Are you a landlord or a tenant under a Retail Shop Lease? There have been some changes to the law that you need to be aware of.
After a comprehensive process beginning in 2011, the latest amendments to the Retail Shop Leases Act 1994 (“the Act”) have been passed into law. A short summary of the changes is as follows:
- Landlords must now give any tenant who exercises its option a lessor disclosure statement within 7 days of a tenant exercising their option. If the landlord fails to comply with this obligation, the tenant will have the right to terminate their option within the first 6 months of the option period. This is an additional level of administration placed on landlords that did not previously exist under the Act.
- A tenant can now elect to waive its right to a 7 day disclosure period prior to entering into a lease (by providing a legal advice certificate and signed waiver). However, it is now a requirement that a tenant provide its disclosure statement to the landlord 7 days prior to entering into possession of the premises.
- Any franchisor intending to enter into a new sub-lease or franchise agreement can now request its landlord to provide an updated lessor disclosure statement, the costs of which can be passed on by the landlord to the franchisor.
- In the sale of a business that includes a retail lease, a seller must give to any potential buyer an assignor disclosure statement and a copy of the lease at least 7 days prior to the signing of the business sale contract. This disclosure period can be waived by the potential buyer providing a waiver notice.
- A tenant may now withhold payment of outgoings under a lease until a landlord has provided the annual outgoings estimate, and/or the audited outgoings statement as required.
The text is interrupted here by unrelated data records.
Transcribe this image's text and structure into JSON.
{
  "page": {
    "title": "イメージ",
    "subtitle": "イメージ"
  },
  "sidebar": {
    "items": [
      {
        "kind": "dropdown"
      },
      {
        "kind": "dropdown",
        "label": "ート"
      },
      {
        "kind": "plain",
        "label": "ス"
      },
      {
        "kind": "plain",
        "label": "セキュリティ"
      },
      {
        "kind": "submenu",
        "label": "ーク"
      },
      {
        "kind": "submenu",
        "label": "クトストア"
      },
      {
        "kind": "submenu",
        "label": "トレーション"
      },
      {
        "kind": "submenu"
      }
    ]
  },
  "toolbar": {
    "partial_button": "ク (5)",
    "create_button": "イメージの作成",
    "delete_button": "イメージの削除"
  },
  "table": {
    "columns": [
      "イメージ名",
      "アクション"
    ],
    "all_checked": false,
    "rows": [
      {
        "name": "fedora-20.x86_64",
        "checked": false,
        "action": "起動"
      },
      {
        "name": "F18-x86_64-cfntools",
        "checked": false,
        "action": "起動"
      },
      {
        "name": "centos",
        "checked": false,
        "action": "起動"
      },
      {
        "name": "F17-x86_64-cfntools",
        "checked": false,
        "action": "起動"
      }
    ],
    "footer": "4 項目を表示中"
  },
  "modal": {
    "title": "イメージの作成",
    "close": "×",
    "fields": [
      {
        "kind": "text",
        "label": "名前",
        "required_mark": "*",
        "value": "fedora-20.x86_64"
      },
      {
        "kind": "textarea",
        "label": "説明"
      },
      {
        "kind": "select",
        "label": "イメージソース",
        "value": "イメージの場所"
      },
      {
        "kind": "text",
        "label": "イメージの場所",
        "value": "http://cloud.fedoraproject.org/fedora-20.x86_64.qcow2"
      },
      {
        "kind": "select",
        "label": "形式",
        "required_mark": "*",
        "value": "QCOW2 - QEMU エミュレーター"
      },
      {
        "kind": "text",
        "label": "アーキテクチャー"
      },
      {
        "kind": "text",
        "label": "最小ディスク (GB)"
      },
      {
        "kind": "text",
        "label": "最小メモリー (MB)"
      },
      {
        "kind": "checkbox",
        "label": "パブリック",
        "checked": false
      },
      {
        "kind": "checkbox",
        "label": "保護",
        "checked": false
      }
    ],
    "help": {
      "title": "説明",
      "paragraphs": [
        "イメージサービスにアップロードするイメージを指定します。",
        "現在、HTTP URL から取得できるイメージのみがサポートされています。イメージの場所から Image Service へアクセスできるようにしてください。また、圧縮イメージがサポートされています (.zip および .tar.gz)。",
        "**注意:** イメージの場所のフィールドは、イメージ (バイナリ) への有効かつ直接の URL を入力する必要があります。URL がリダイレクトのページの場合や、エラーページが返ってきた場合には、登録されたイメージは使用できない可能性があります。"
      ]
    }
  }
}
- Any outgoings estimate must include a breakdown of any administration or centre management fees charged as an outgoing.
- If a tenant is required to contribute to a centre promotions fund, a landlord must make available its marketing plan detailing the intended expenditure prior to the start of each relevant accounting period.
- A landlord is no longer able to recover the cost of any fee for obtaining mortgagee’s consent to a lease from the tenant. They are however entitled to recover legal fees from a proposed tenant in the event that the tenant has requested the preparation of lease documents for signing, but ultimately elects not to proceed with the lease.
- The extent and frequency of the provision of turnover information is now a matter of negotiation between the parties, rather than monthly as previously mandated.
Exclusions from the Act
- Any retail leases to government tenants are excluded from the disclosure requirements of the Act.
- Major lessees (meaning tenants of 5 or more retail premises) can also opt out of the disclosure requirements, as well as the restrictions on the type of rent reviews that can be applied.
- The Act also no longer applies to any retail shop with a floor area of greater than 1,000 square metres, or leases for a non-retail use in buildings where the floor on which the premises is located uses 25% or less of its total lettable area for a retail use.
- It has now been clarified that a personal guarantor of a retail lease is released from any liability to the landlord under the guarantee following an assignment of the lease to a new tenant, provided that the disclosure obligations relating to the assignment have been complied with.
- Refurbishment provisions in leases must now give the general details of the nature, extent and timing of the refurbishment required, otherwise they may not be able to be enforced.
- A landlord can also now limit its compensation liability for a planned disturbance that occurs within the first 12 months of a retail lease, provided sufficient details of the planned disturbance are contained in a detailed written notice issued to the tenant prior to the entry into the lease. This will be of use to any landlords entering into any leases prior to or during a planned refurbishment or redevelopment.